I'm adding some back-up solar power capability on a very basic level.
My backyard is sun challenged, neighbor's trees cast a lot of shade on my south side, but in winter, many of the trees shed leaves, and I get some good rays.
So, I'm installing a solar panel to see if I can keep a battery bank charged, maybe power some Ham radio gear, and keep Internet modem up and running in a power outage (if Comcast does it's part to keep its gear powered).
I'm starting with a 100 watt monocrystalline panel, and I've opted to hang it from my back deck. I used steel angle strips for mounting with 12 gauge for the main vertical supports, and 14 gauge for direct panel attachments and positioning bars. It's anchored with bolts through a pair of 2x10s that support my rear deck. Placement allows to convenient adjustment and other tinkering during experimentation, while still keeping the panel and supporters high enough to give most people head clearance.

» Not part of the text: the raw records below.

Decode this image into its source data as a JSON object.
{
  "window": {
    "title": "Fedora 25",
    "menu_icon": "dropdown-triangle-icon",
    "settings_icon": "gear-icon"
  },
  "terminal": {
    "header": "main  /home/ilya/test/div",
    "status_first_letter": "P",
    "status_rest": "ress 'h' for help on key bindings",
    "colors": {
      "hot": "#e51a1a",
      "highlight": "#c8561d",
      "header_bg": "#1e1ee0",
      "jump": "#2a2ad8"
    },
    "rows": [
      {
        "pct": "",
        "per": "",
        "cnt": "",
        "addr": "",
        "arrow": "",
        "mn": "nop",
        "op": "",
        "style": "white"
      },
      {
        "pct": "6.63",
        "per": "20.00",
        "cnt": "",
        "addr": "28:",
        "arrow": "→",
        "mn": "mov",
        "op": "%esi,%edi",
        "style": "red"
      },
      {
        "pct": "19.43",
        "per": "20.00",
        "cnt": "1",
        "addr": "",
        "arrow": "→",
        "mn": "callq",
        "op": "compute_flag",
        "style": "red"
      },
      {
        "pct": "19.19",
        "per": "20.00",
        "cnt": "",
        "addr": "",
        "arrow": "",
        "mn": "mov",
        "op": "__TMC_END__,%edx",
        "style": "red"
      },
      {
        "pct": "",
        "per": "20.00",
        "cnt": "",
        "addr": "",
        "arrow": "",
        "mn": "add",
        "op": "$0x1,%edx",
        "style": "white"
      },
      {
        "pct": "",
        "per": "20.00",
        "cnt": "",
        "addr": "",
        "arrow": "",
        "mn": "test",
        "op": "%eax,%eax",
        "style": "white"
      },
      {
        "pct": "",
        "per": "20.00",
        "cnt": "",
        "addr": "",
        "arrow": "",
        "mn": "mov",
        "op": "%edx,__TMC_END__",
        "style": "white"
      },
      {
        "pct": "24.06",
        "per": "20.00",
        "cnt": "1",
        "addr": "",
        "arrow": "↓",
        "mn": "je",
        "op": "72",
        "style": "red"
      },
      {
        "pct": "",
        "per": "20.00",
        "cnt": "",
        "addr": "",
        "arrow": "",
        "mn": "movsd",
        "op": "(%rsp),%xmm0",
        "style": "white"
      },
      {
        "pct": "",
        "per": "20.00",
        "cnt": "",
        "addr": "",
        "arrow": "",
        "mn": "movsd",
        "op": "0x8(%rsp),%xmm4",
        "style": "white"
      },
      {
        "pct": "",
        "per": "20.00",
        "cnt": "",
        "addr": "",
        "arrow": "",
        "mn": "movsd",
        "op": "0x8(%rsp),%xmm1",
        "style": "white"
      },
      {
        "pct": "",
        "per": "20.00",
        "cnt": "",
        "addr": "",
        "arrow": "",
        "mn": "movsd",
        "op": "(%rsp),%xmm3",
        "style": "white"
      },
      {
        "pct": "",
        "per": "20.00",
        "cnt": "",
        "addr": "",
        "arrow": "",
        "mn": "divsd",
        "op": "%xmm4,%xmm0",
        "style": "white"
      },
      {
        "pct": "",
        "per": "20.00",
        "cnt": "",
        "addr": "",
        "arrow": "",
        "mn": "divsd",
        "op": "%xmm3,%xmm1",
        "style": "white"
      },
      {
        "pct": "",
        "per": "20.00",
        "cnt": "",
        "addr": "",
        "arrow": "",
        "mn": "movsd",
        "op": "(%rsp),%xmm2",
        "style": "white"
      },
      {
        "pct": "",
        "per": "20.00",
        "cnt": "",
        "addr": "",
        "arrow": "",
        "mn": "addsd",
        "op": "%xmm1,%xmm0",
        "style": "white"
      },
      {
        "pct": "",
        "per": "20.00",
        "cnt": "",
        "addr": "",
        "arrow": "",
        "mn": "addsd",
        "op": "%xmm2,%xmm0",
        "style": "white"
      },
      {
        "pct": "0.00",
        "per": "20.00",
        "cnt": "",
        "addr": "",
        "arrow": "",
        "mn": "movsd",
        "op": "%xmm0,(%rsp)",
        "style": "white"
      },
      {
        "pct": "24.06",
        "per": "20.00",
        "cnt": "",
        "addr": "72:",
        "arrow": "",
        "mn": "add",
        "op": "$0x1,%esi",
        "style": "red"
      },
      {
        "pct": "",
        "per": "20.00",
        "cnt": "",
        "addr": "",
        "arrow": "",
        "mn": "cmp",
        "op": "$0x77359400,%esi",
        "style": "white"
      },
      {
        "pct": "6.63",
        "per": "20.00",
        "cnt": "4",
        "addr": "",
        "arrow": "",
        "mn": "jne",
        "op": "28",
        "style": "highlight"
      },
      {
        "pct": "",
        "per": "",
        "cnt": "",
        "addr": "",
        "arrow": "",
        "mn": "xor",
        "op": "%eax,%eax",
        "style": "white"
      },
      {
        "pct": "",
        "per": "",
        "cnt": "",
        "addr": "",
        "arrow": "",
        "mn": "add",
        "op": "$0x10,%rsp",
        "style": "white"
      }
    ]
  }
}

I'd get better sun exposure on my roof, but I'm adverse to heights. If the low hung panel shows good results, I might consider a roof top expansion later. On the other hand, if low hanging meets my needs, maybe another low panel would be the way to go.
Hoping to get the panel wired to an controller and a battery bank next week. Initial bank will probably be three 12v 35ah AGM batteries wired in parallel. I bought the batteries recently as storm outage back ups, and currently deep them on an AC battery maintainer.
Yes, there are bigger, deeper batteries available, but the 35ah size can be easily moved if I want to tote one off to a remote location for use with an small inverter. I bought two 300 watt pure sine wave inverters when I got the batteries.
I have no ambitions of living "off grid" in normal situations. But I am looking to come up with some basic back-up for intermediate to long term power outages. I see solar as a means of powering communications, maybe a few low amp lights, and an occasional look at TV during a prolonged "grid down" occurrence.
Even if solar fails to completely satisfy my emergency charging needs, I have a little gas powered generator that's ideal for running a regular battery charger. Power coming directly from the cheapo generator is probably too dirty to risk direct connection to pricey and sensitive electronics.